## TASK INPUTS
'''
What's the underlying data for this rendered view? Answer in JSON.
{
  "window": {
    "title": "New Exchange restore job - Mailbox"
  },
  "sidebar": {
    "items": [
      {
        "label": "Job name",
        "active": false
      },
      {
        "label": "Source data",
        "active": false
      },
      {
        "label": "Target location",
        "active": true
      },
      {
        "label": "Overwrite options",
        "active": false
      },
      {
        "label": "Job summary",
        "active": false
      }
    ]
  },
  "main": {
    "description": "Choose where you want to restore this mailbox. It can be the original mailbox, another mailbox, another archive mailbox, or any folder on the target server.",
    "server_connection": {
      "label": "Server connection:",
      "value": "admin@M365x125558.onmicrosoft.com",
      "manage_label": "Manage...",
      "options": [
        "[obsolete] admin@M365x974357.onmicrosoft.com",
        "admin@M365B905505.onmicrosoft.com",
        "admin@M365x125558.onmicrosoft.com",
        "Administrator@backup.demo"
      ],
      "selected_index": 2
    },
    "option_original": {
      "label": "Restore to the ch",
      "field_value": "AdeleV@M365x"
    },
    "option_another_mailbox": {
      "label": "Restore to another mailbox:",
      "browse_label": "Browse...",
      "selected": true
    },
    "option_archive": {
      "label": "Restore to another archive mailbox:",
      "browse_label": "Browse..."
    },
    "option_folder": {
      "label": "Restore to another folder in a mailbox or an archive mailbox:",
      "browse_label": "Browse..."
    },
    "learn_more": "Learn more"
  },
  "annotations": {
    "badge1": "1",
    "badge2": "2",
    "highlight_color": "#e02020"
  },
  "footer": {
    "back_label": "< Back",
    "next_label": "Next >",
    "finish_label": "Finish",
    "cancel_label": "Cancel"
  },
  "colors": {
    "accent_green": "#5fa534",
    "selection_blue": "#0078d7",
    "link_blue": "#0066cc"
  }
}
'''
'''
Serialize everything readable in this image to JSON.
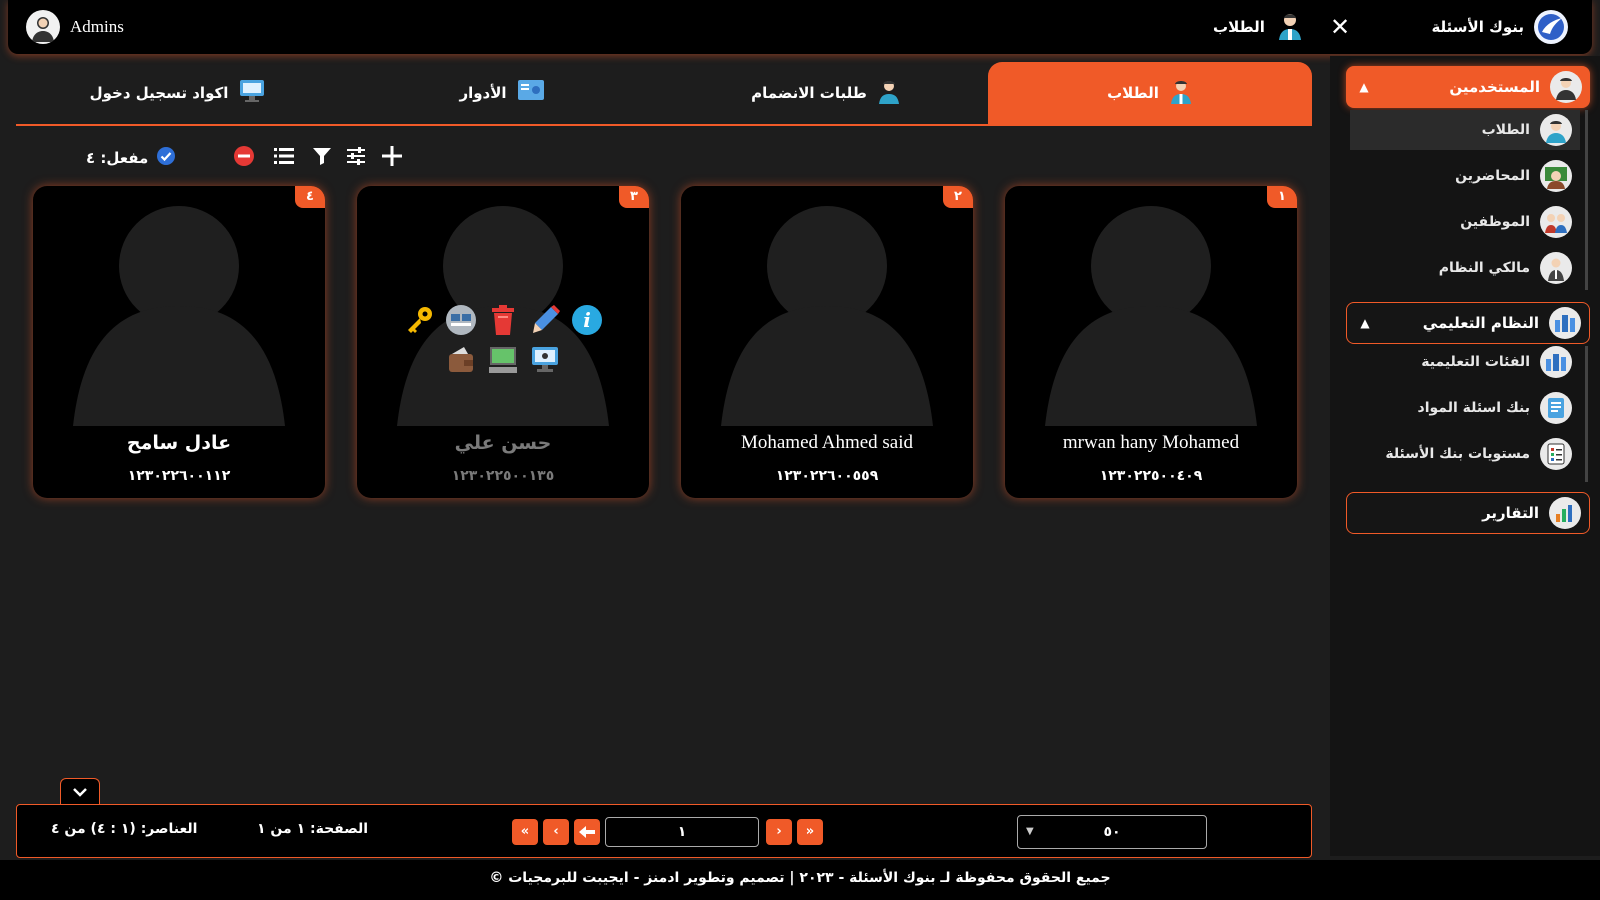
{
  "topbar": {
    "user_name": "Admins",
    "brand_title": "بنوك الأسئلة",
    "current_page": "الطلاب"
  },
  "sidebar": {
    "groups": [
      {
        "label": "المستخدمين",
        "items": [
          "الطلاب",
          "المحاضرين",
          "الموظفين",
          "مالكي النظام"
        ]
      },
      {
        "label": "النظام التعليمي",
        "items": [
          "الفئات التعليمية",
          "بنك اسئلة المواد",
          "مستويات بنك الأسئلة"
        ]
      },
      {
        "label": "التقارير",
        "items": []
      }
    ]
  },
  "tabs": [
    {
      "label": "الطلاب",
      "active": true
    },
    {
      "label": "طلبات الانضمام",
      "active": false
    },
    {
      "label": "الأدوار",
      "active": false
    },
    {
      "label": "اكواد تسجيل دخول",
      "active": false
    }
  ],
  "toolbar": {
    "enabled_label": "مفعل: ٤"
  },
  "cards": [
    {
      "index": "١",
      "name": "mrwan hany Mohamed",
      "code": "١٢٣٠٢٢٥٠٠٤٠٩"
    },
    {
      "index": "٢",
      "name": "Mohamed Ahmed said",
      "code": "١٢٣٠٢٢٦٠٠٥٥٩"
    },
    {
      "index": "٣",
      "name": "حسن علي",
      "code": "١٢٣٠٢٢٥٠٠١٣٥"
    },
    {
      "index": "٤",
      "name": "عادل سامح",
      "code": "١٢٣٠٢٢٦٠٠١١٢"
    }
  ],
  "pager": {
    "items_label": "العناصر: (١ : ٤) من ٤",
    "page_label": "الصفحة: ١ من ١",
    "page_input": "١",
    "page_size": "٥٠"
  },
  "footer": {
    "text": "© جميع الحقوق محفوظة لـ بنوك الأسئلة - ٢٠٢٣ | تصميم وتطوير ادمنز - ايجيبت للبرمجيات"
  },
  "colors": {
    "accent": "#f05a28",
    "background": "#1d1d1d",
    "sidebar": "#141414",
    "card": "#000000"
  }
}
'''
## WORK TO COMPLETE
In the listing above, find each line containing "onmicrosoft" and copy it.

## YOUR SOLUTION
      "value": "admin@M365x125558.onmicrosoft.com",
        "[obsolete] admin@M365x974357.onmicrosoft.com",
        "admin@M365B905505.onmicrosoft.com",
        "admin@M365x125558.onmicrosoft.com",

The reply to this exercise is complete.